Parents hope against cuts to CalWORKS child care program

Parents hope against cuts to CalWORKS child care program »Play Video
BAKERSFIELD, Calif. -- Child care providers and parents who depend on a state welfare program held a vigil Wednesday at Beach Park in hopes of saving the program and keeping it from being defunded.

"Lord, please! Give us our funding back for our kids," said Amber Ferguson, who is a day care provider.

Gov. Arnold Schwarzenegger recently eliminated the funding for California Work Opportunity and Responsibility to Kids Stage 3 child care with a veto after the state budget was passed. The cut takes $256 million from the program and puts it instead in a rainy day fund meant for state reserves to be used in "bad budget years."

That would impact about 1,600 children in Kern County and 81,000 children statewide, leaving them and their families without child care placement. Stage 3 is for parents who are off cash welfare assistance and have used up all their regular child care subsidies.

"I'm probably going to lose my job," said Dawn Pruitt.

She has three children, 11, 7 and 4, who are now in the CalWORKS Stage 3 child care program. Without the help from the state, Pruitt says she would be forced to stay home and care for her kids since she cannot afford to pay out of pocket for child care. And she would end up going back on welfare.

"It makes no sense at all to me," said Pruitt.

The governor's action has been appealed. A judge in Alameda county
is scheduled to hold a hearing on Thursday, November 4 on a temporary restraining order blocking the elimination of the program.

Assembly Speaker John Perez no matter what the judge rules, he plans on keeping the funding alive for the program. Perez says $6 million was taken from the Assembly budget, and another $15 million is coming from the Los Angeles branch of First Five, which is funded by tobacco money. Perez is asking other First Five groups around the state to chip in as well.

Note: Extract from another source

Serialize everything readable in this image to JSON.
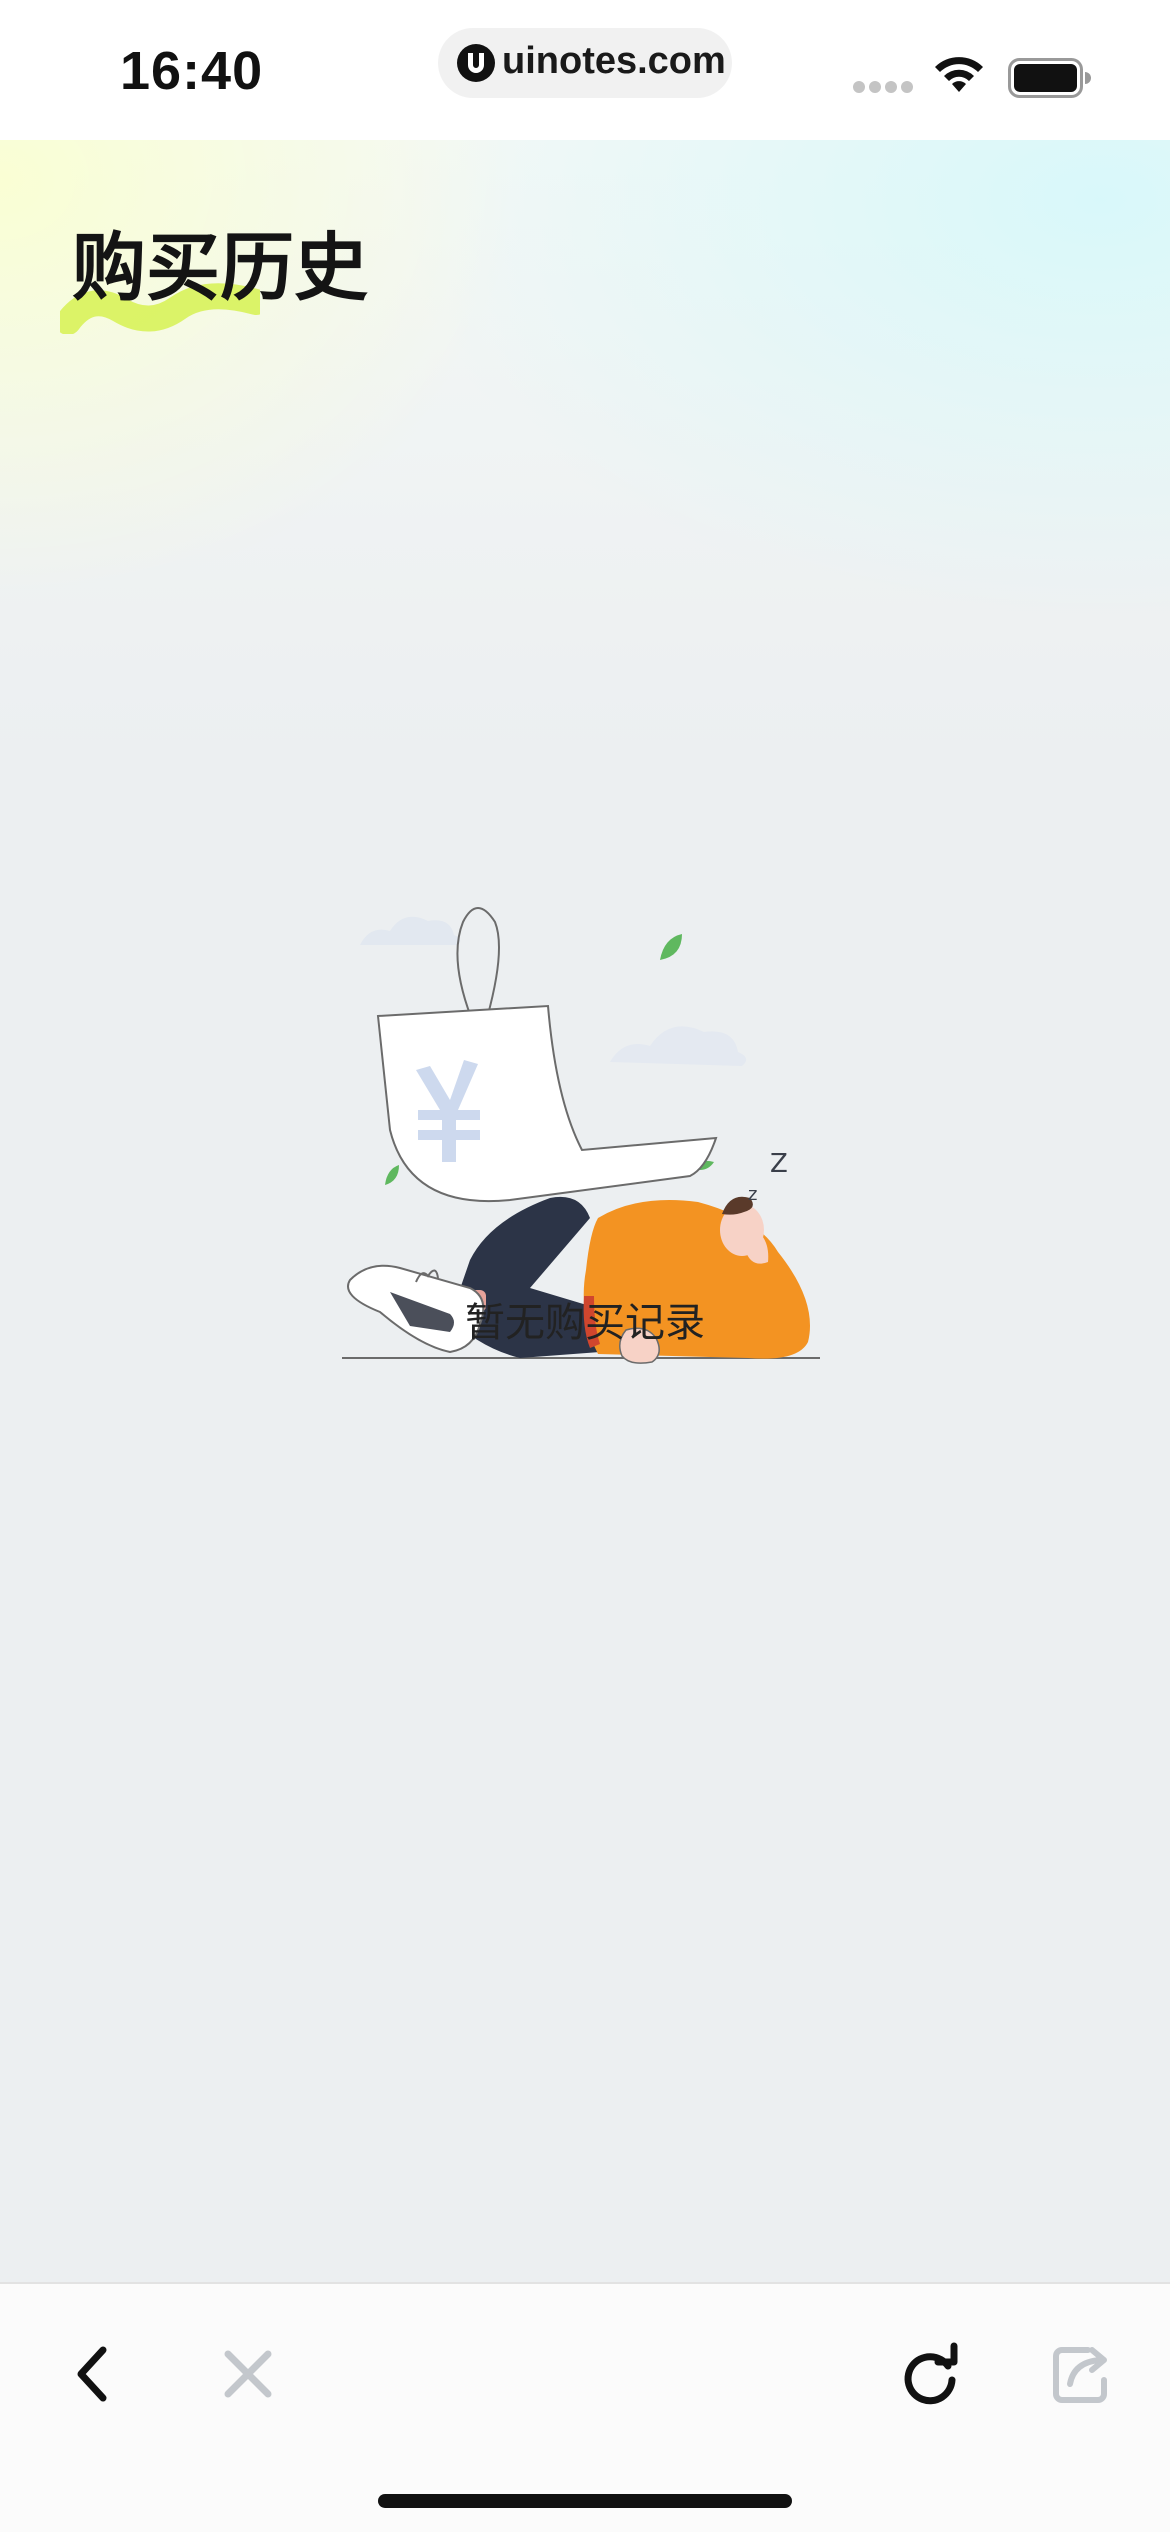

"We're doing everything we can to bridge the funding to get us through the end of the year," said Perez.